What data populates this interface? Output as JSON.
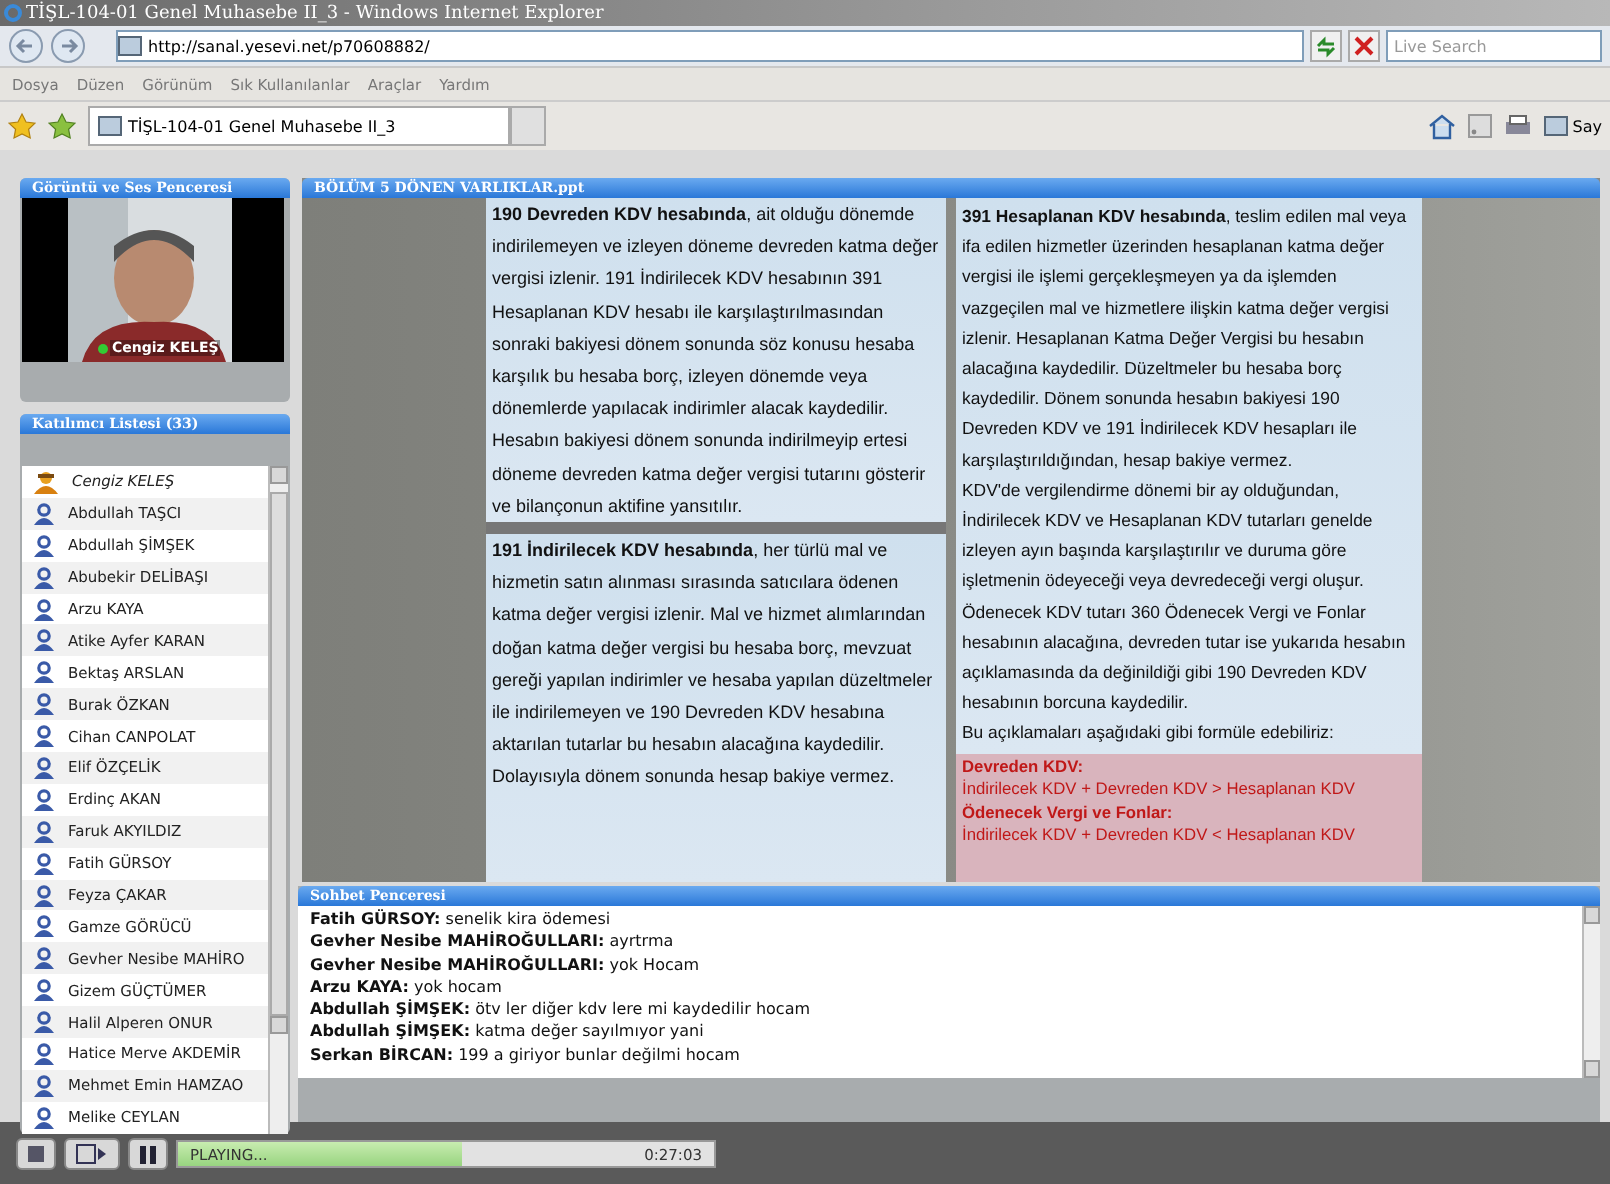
{
  "window": {
    "title": "TİŞL-104-01 Genel Muhasebe II_3 - Windows Internet Explorer"
  },
  "address": {
    "url": "http://sanal.yesevi.net/p70608882/",
    "search_placeholder": "Live Search"
  },
  "menu": [
    "Dosya",
    "Düzen",
    "Görünüm",
    "Sık Kullanılanlar",
    "Araçlar",
    "Yardım"
  ],
  "tab": {
    "title": "TİŞL-104-01 Genel Muhasebe II_3"
  },
  "toolbar_right": {
    "label": "Say"
  },
  "video_panel": {
    "title": "Görüntü ve Ses Penceresi",
    "speaker": "Cengiz KELEŞ"
  },
  "participants": {
    "title": "Katılımcı Listesi (33)",
    "items": [
      {
        "name": "Cengiz KELEŞ",
        "kind": "host"
      },
      {
        "name": "Abdullah TAŞCI",
        "kind": "guest"
      },
      {
        "name": "Abdullah ŞİMŞEK",
        "kind": "guest"
      },
      {
        "name": "Abubekir DELİBAŞI",
        "kind": "guest"
      },
      {
        "name": "Arzu KAYA",
        "kind": "guest"
      },
      {
        "name": "Atike Ayfer KARAN",
        "kind": "guest"
      },
      {
        "name": "Bektaş ARSLAN",
        "kind": "guest"
      },
      {
        "name": "Burak ÖZKAN",
        "kind": "guest"
      },
      {
        "name": "Cihan CANPOLAT",
        "kind": "guest"
      },
      {
        "name": "Elif ÖZÇELİK",
        "kind": "guest"
      },
      {
        "name": "Erdinç AKAN",
        "kind": "guest"
      },
      {
        "name": "Faruk AKYILDIZ",
        "kind": "guest"
      },
      {
        "name": "Fatih GÜRSOY",
        "kind": "guest"
      },
      {
        "name": "Feyza ÇAKAR",
        "kind": "guest"
      },
      {
        "name": "Gamze GÖRÜCÜ",
        "kind": "guest"
      },
      {
        "name": "Gevher Nesibe MAHİRO",
        "kind": "guest"
      },
      {
        "name": "Gizem GÜÇTÜMER",
        "kind": "guest"
      },
      {
        "name": "Halil Alperen ONUR",
        "kind": "guest"
      },
      {
        "name": "Hatice Merve AKDEMİR",
        "kind": "guest"
      },
      {
        "name": "Mehmet Emin HAMZAO",
        "kind": "guest"
      },
      {
        "name": "Melike CEYLAN",
        "kind": "guest"
      }
    ]
  },
  "slide": {
    "title": "BÖLÜM 5 DÖNEN VARLIKLAR.ppt",
    "left_paragraphs": [
      "**190 Devreden KDV hesabında**, ait olduğu dönemde indirilemeyen ve izleyen döneme devreden katma değer vergisi izlenir. 191 İndirilecek KDV hesabının 391 Hesaplanan KDV hesabı ile karşılaştırılmasından sonraki bakiyesi dönem sonunda söz konusu hesaba karşılık bu hesaba borç, izleyen dönemde veya dönemlerde yapılacak indirimler alacak kaydedilir. Hesabın bakiyesi dönem sonunda indirilmeyip ertesi döneme devreden katma değer vergisi tutarını gösterir ve bilançonun aktifine yansıtılır.",
      "**191 İndirilecek KDV hesabında**, her türlü mal ve hizmetin satın alınması sırasında satıcılara ödenen katma değer vergisi izlenir. Mal ve hizmet alımlarından doğan katma değer vergisi bu hesaba borç, mevzuat gereği yapılan indirimler ve hesaba yapılan düzeltmeler ile indirilemeyen ve 190 Devreden KDV hesabına aktarılan tutarlar bu hesabın alacağına kaydedilir. Dolayısıyla dönem sonunda hesap bakiye vermez."
    ],
    "right_paragraphs": [
      "**391 Hesaplanan KDV hesabında**, teslim edilen mal veya ifa edilen hizmetler üzerinden hesaplanan katma değer vergisi ile işlemi gerçekleşmeyen ya da işlemden vazgeçilen mal ve hizmetlere ilişkin katma değer vergisi izlenir. Hesaplanan Katma Değer Vergisi bu hesabın alacağına kaydedilir. Düzeltmeler bu hesaba borç kaydedilir. Dönem sonunda hesabın bakiyesi 190 Devreden KDV ve 191 İndirilecek KDV hesapları ile karşılaştırıldığından, hesap bakiye vermez.",
      "KDV'de vergilendirme dönemi bir ay olduğundan, İndirilecek KDV ve Hesaplanan KDV tutarları genelde izleyen ayın başında karşılaştırılır ve duruma göre işletmenin ödeyeceği veya devredeceği vergi oluşur. Ödenecek KDV tutarı 360 Ödenecek Vergi ve Fonlar hesabının alacağına, devreden tutar ise yukarıda hesabın açıklamasında da değinildiği gibi 190 Devreden KDV hesabının borcuna kaydedilir.",
      "Bu açıklamaları aşağıdaki gibi formüle edebiliriz:"
    ],
    "formulas": [
      {
        "heading": "Devreden KDV:",
        "formula": "İndirilecek KDV + Devreden KDV > Hesaplanan KDV"
      },
      {
        "heading": "Ödenecek Vergi ve Fonlar:",
        "formula": "İndirilecek KDV + Devreden KDV < Hesaplanan KDV"
      }
    ]
  },
  "chat": {
    "title": "Sohbet Penceresi",
    "messages": [
      {
        "author": "Fatih GÜRSOY:",
        "text": "senelik kira ödemesi"
      },
      {
        "author": "Gevher Nesibe MAHİROĞULLARI:",
        "text": "ayrtrma"
      },
      {
        "author": "Gevher Nesibe MAHİROĞULLARI:",
        "text": "yok Hocam"
      },
      {
        "author": "Arzu KAYA:",
        "text": "yok hocam"
      },
      {
        "author": "Abdullah ŞİMŞEK:",
        "text": "ötv ler diğer kdv lere mi kaydedilir hocam"
      },
      {
        "author": "Abdullah ŞİMŞEK:",
        "text": "katma değer sayılmıyor yani"
      },
      {
        "author": "Serkan BİRCAN:",
        "text": "199 a giriyor bunlar değilmi hocam"
      }
    ]
  },
  "player": {
    "status": "PLAYING...",
    "time": "0:27:03",
    "level": 0.53
  }
}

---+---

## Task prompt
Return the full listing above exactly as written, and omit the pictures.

## Solution to the exercise
What data populates this interface? Output as JSON.
{
  "window": {
    "title": "TİŞL-104-01 Genel Muhasebe II_3 - Windows Internet Explorer"
  },
  "address": {
    "url": "http://sanal.yesevi.net/p70608882/",
    "search_placeholder": "Live Search"
  },
  "menu": [
    "Dosya",
    "Düzen",
    "Görünüm",
    "Sık Kullanılanlar",
    "Araçlar",
    "Yardım"
  ],
  "tab": {
    "title": "TİŞL-104-01 Genel Muhasebe II_3"
  },
  "toolbar_right": {
    "label": "Say"
  },
  "video_panel": {
    "title": "Görüntü ve Ses Penceresi",
    "speaker": "Cengiz KELEŞ"
  },
  "participants": {
    "title": "Katılımcı Listesi (33)",
    "items": [
      {
        "name": "Cengiz KELEŞ",
        "kind": "host"
      },
      {
        "name": "Abdullah TAŞCI",
        "kind": "guest"
      },
      {
        "name": "Abdullah ŞİMŞEK",
        "kind": "guest"
      },
      {
        "name": "Abubekir DELİBAŞI",
        "kind": "guest"
      },
      {
        "name": "Arzu KAYA",
        "kind": "guest"
      },
      {
        "name": "Atike Ayfer KARAN",
        "kind": "guest"
      },
      {
        "name": "Bektaş ARSLAN",
        "kind": "guest"
      },
      {
        "name": "Burak ÖZKAN",
        "kind": "guest"
      },
      {
        "name": "Cihan CANPOLAT",
        "kind": "guest"
      },
      {
        "name": "Elif ÖZÇELİK",
        "kind": "guest"
      },
      {
        "name": "Erdinç AKAN",
        "kind": "guest"
      },
      {
        "name": "Faruk AKYILDIZ",
        "kind": "guest"
      },
      {
        "name": "Fatih GÜRSOY",
        "kind": "guest"
      },
      {
        "name": "Feyza ÇAKAR",
        "kind": "guest"
      },
      {
        "name": "Gamze GÖRÜCÜ",
        "kind": "guest"
      },
      {
        "name": "Gevher Nesibe MAHİRO",
        "kind": "guest"
      },
      {
        "name": "Gizem GÜÇTÜMER",
        "kind": "guest"
      },
      {
        "name": "Halil Alperen ONUR",
        "kind": "guest"
      },
      {
        "name": "Hatice Merve AKDEMİR",
        "kind": "guest"
      },
      {
        "name": "Mehmet Emin HAMZAO",
        "kind": "guest"
      },
      {
        "name": "Melike CEYLAN",
        "kind": "guest"
      }
    ]
  },
  "slide": {
    "title": "BÖLÜM 5 DÖNEN VARLIKLAR.ppt",
    "left_paragraphs": [
      "**190 Devreden KDV hesabında**, ait olduğu dönemde indirilemeyen ve izleyen döneme devreden katma değer vergisi izlenir. 191 İndirilecek KDV hesabının 391 Hesaplanan KDV hesabı ile karşılaştırılmasından sonraki bakiyesi dönem sonunda söz konusu hesaba karşılık bu hesaba borç, izleyen dönemde veya dönemlerde yapılacak indirimler alacak kaydedilir. Hesabın bakiyesi dönem sonunda indirilmeyip ertesi döneme devreden katma değer vergisi tutarını gösterir ve bilançonun aktifine yansıtılır.",
      "**191 İndirilecek KDV hesabında**, her türlü mal ve hizmetin satın alınması sırasında satıcılara ödenen katma değer vergisi izlenir. Mal ve hizmet alımlarından doğan katma değer vergisi bu hesaba borç, mevzuat gereği yapılan indirimler ve hesaba yapılan düzeltmeler ile indirilemeyen ve 190 Devreden KDV hesabına aktarılan tutarlar bu hesabın alacağına kaydedilir. Dolayısıyla dönem sonunda hesap bakiye vermez."
    ],
    "right_paragraphs": [
      "**391 Hesaplanan KDV hesabında**, teslim edilen mal veya ifa edilen hizmetler üzerinden hesaplanan katma değer vergisi ile işlemi gerçekleşmeyen ya da işlemden vazgeçilen mal ve hizmetlere ilişkin katma değer vergisi izlenir. Hesaplanan Katma Değer Vergisi bu hesabın alacağına kaydedilir. Düzeltmeler bu hesaba borç kaydedilir. Dönem sonunda hesabın bakiyesi 190 Devreden KDV ve 191 İndirilecek KDV hesapları ile karşılaştırıldığından, hesap bakiye vermez.",
      "KDV'de vergilendirme dönemi bir ay olduğundan, İndirilecek KDV ve Hesaplanan KDV tutarları genelde izleyen ayın başında karşılaştırılır ve duruma göre işletmenin ödeyeceği veya devredeceği vergi oluşur. Ödenecek KDV tutarı 360 Ödenecek Vergi ve Fonlar hesabının alacağına, devreden tutar ise yukarıda hesabın açıklamasında da değinildiği gibi 190 Devreden KDV hesabının borcuna kaydedilir.",
      "Bu açıklamaları aşağıdaki gibi formüle edebiliriz:"
    ],
    "formulas": [
      {
        "heading": "Devreden KDV:",
        "formula": "İndirilecek KDV + Devreden KDV > Hesaplanan KDV"
      },
      {
        "heading": "Ödenecek Vergi ve Fonlar:",
        "formula": "İndirilecek KDV + Devreden KDV < Hesaplanan KDV"
      }
    ]
  },
  "chat": {
    "title": "Sohbet Penceresi",
    "messages": [
      {
        "author": "Fatih GÜRSOY:",
        "text": "senelik kira ödemesi"
      },
      {
        "author": "Gevher Nesibe MAHİROĞULLARI:",
        "text": "ayrtrma"
      },
      {
        "author": "Gevher Nesibe MAHİROĞULLARI:",
        "text": "yok Hocam"
      },
      {
        "author": "Arzu KAYA:",
        "text": "yok hocam"
      },
      {
        "author": "Abdullah ŞİMŞEK:",
        "text": "ötv ler diğer kdv lere mi kaydedilir hocam"
      },
      {
        "author": "Abdullah ŞİMŞEK:",
        "text": "katma değer sayılmıyor yani"
      },
      {
        "author": "Serkan BİRCAN:",
        "text": "199 a giriyor bunlar değilmi hocam"
      }
    ]
  },
  "player": {
    "status": "PLAYING...",
    "time": "0:27:03",
    "level": 0.53
  }
}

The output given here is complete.